Posted: February 12th, 2012 | Author: M.Aaron Silverman | Filed under: Standout, Technoid Computer News | Tags: ACTA, Anti-Counterfeiting Trade Agreement, Europe Protests | No Comments »
Tens of thousands of protesters took part in rallies across Europe on Saturday against an international anti-piracy agreement they fear will curb their freedom to download movies and music for free and encourage Internet surveillance.
More than 25,000 demonstrators braved freezing temperatures in German cities to march against the Anti Counterfeiting Trade Agreement – ACTA – while 4,000 Bulgarians in Sofia rallied against the agreement designed to strengthen the legal framework for intellectual property rights.
There were thousands more – mostly young – demonstrators at other high-spirited rallies despite snow and freezing temperatures in cities including Warsaw, Prague, Slovakia, Bucharest, Vilnius, Paris, Brussels and Dublin. Read the full article »»»»
Posted: January 28th, 2012 | Author: M.Aaron Silverman | Filed under: Bow Down, Hack! | Tags: ACTA, Anonymous, Donald Tusk, Poland, Protest, The Anti-Counterfeiting Trade Agreement | No Comments »
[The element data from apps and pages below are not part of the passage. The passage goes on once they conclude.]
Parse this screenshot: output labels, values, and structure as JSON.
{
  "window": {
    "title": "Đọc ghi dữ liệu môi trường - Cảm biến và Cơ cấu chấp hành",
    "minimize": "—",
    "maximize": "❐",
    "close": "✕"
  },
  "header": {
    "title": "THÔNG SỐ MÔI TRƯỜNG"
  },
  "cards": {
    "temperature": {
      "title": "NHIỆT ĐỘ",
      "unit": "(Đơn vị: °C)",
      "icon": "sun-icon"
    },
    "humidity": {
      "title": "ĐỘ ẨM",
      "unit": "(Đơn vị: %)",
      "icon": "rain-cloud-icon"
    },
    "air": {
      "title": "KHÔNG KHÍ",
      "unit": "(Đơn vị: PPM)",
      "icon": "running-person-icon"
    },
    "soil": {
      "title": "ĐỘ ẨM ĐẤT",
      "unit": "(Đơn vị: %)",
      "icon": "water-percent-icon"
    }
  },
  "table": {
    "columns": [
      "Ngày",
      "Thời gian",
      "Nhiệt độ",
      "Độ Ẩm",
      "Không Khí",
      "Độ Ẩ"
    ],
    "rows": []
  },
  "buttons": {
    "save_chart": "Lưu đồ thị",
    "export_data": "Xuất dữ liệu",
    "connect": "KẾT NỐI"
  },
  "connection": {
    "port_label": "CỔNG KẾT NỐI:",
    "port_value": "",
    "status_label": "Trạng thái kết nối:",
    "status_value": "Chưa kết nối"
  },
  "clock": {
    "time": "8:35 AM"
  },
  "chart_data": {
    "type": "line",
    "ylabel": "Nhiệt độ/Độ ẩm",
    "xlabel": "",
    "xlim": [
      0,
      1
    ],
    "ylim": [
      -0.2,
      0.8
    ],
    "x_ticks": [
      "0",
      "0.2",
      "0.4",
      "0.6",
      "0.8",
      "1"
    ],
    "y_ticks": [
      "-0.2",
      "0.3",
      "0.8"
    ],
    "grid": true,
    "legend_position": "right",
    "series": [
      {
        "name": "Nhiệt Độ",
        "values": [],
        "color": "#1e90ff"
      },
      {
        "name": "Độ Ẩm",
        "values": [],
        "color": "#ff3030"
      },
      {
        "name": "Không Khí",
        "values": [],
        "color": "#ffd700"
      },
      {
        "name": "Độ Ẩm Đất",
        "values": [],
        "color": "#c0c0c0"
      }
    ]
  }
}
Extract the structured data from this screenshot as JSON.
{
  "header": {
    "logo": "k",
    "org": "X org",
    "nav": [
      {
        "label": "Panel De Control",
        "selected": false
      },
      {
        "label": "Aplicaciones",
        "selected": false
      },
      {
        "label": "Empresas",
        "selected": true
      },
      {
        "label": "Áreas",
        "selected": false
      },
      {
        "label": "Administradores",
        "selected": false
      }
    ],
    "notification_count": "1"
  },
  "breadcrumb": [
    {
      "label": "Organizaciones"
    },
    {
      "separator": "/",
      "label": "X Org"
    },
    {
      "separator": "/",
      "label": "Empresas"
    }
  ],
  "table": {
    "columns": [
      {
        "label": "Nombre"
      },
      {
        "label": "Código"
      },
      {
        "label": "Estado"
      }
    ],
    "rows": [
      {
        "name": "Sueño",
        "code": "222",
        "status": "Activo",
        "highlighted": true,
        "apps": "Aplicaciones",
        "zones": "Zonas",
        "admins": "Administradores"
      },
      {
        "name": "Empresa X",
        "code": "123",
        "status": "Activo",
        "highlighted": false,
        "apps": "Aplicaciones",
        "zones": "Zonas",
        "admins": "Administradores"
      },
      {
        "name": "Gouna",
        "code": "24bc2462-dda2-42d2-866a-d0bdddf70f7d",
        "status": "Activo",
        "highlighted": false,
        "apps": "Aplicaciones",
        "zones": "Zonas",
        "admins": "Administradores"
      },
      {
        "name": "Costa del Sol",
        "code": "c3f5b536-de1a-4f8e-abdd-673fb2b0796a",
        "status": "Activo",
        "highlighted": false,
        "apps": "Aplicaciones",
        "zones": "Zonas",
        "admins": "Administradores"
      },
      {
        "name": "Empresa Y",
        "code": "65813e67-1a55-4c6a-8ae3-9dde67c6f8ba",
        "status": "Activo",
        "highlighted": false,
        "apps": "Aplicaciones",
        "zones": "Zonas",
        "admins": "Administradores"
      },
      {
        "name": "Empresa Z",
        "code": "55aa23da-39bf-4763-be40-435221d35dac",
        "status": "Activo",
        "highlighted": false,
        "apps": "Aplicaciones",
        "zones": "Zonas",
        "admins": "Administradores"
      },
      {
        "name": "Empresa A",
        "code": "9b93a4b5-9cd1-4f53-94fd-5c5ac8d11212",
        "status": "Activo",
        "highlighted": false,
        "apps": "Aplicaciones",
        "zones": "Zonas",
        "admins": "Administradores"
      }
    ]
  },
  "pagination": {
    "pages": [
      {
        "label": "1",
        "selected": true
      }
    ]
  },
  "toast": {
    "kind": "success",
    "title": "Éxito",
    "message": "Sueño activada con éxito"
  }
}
Tens of thousands of young Poles hit city streets across the country in a mounting wave of offline and online protest against a government decision to sign an international anti-online piracy accord. The Anti-Counterfeiting Trade Agreement – ACTA – which Poland’s centrist prime minister Donald Tusk has vowed to endorse, aims to create international standards for intellectual property protection. Internet groups including global hacker collective Anonymous oppose it as limiting online freedoms.
Poland, an ex-communist state which joined the European Union in 2004, has committed to signing ACTA on Thursday. A protest by thousands organised largely via Facebook in the central Polish city of Kielce on Wednesday turned violent when some protesters trashed cars and attacked police, the commercial TVN24 news channel reported. Protesters also turned out for anti-ACTA rallies in Wroclaw, Szczecin, Olsztyn and Bialystok.
Online protest pages on Facebook have attracted more than 300,000 supporters, while an anti-ACTA online petition had drawn about 130,000 signatures by Wednesday evening. Protesters are upset Mr Tusk’s government pushed ahead with ACTA after meetings with record companies and commercial media, but held no public consultations with online rights groups. Read the full article »»»»